ActivTrades’ Market Analysts prepared their daily commentary on traditional markets for April 21, 2020. This is not a trading advice. See details below:
The plight of crude oil yesterday painted the most vivid illustration so far of the havoc being reeked in financial markets by the economic fallout from the coronavirus. The US dollar emerged as one of the ‘winners’ in this unprecedented situation, becoming the clear choice for investors when turbulence and uncertainty take over. The Dollar Index climbed more than 0.3% during the early part of Tuesday’s session, gaining ground against other currencies in a clear safe-haven trade by concerned investors, as market sentiment turned bearish following the plunge of the May contract of WTI crude oil to negative prices. In the current environment more greenback gains are likely.
Ricardo Evangelista – Senior Analyst, ActivTrades
The price of crude oil has plunged, sinking to levels not seen in this millennium. For the first time ever, we have seen the price of WTI (expiry of May) fall into negative territory.
The mix of two black swans, namely the tragic spread of coronavirus and the missed agreement between OPEC+ has been the trigger for this dramatic collapse. Even though the producers’ alliance did finally reach an agreement earlier this month for a cut of 9.7 million of barrels a day of production, the oil price has crashed further still.

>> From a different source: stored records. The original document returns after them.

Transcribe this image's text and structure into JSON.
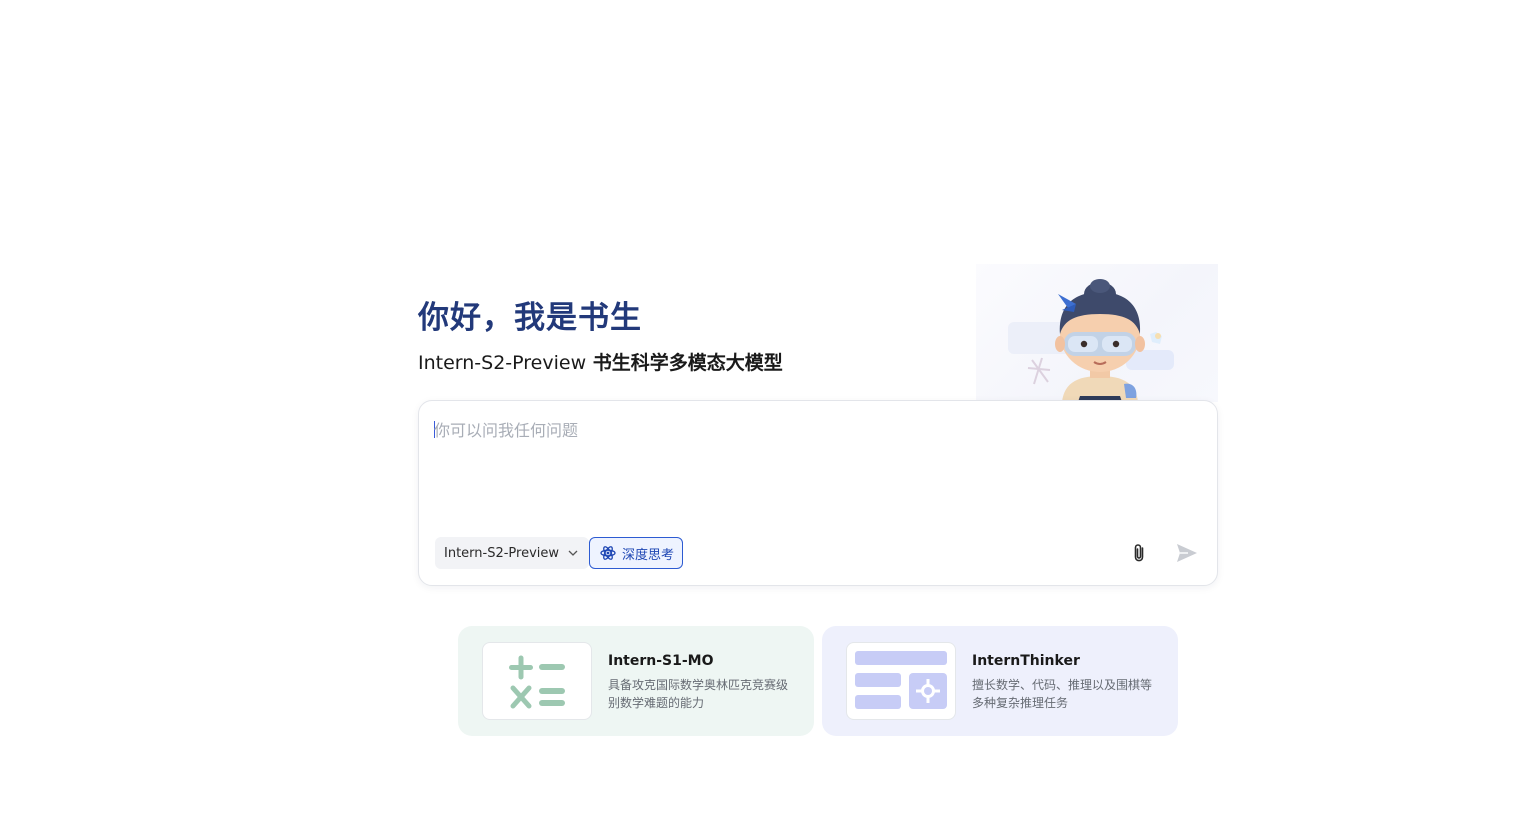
{
  "hero": {
    "greeting": "你好，我是书生",
    "subtitle_model": "Intern-S2-Preview",
    "subtitle_desc": "书生科学多模态大模型"
  },
  "input": {
    "placeholder": "你可以问我任何问题",
    "value": ""
  },
  "toolbar": {
    "model_select_value": "Intern-S2-Preview",
    "deep_think_label": "深度思考",
    "attach_icon": "paperclip-icon",
    "send_icon": "send-icon"
  },
  "cards": [
    {
      "title": "Intern-S1-MO",
      "description": "具备攻克国际数学奥林匹克竞赛级别数学难题的能力",
      "icon": "math-operators-icon"
    },
    {
      "title": "InternThinker",
      "description": "擅长数学、代码、推理以及围棋等多种复杂推理任务",
      "icon": "layout-grid-icon"
    }
  ],
  "colors": {
    "greeting": "#22397a",
    "accent": "#2d5bd2",
    "card_mo_bg": "#eef6f3",
    "card_thinker_bg": "#eef0fc"
  }
}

The deal was simply not enough with analysts estimating a fall on the demand side of close to 30 million barrels per day, three times the cut reached by OPEC+.
Although Brent has fallen noticeably, the collapse has been even more dramatic for WTI, the benchmark for US oil, with the May contract dropping below $0 a barrel, plummeting to an incredible -$40.32 at its most extreme. Oil has become so unwanted that traders were simply paying to not receive physical delivery of crude.
However, with the May contract having now expired, the sharp contango in the market has seen the price to increase again. On CME, the June WTI contract is already trading at $21.22, while July it is just below $27. If we look further out to September, the price is even higher and is above the psychological threshold of $30.
This huge contango is driven by the enormous oversupply that is drowning prices in the short term. Some of this surplus should start receding in the medium to long term once the global lockdown, which has effectively turned the tap off on demand, eases. Another factor to add into the mix are storage costs, which are particularly high in this scenario with the majority of tanks already full.
Therefore, any investor seeking to take a position on oil, be that on futures, CFDs or EFTs, must factor in all these considerations and fully understand the implications of contango on prices before taking the plunge in these dramatic times.
Carlo Alberto De Casa – Chief analyst, ActivTrades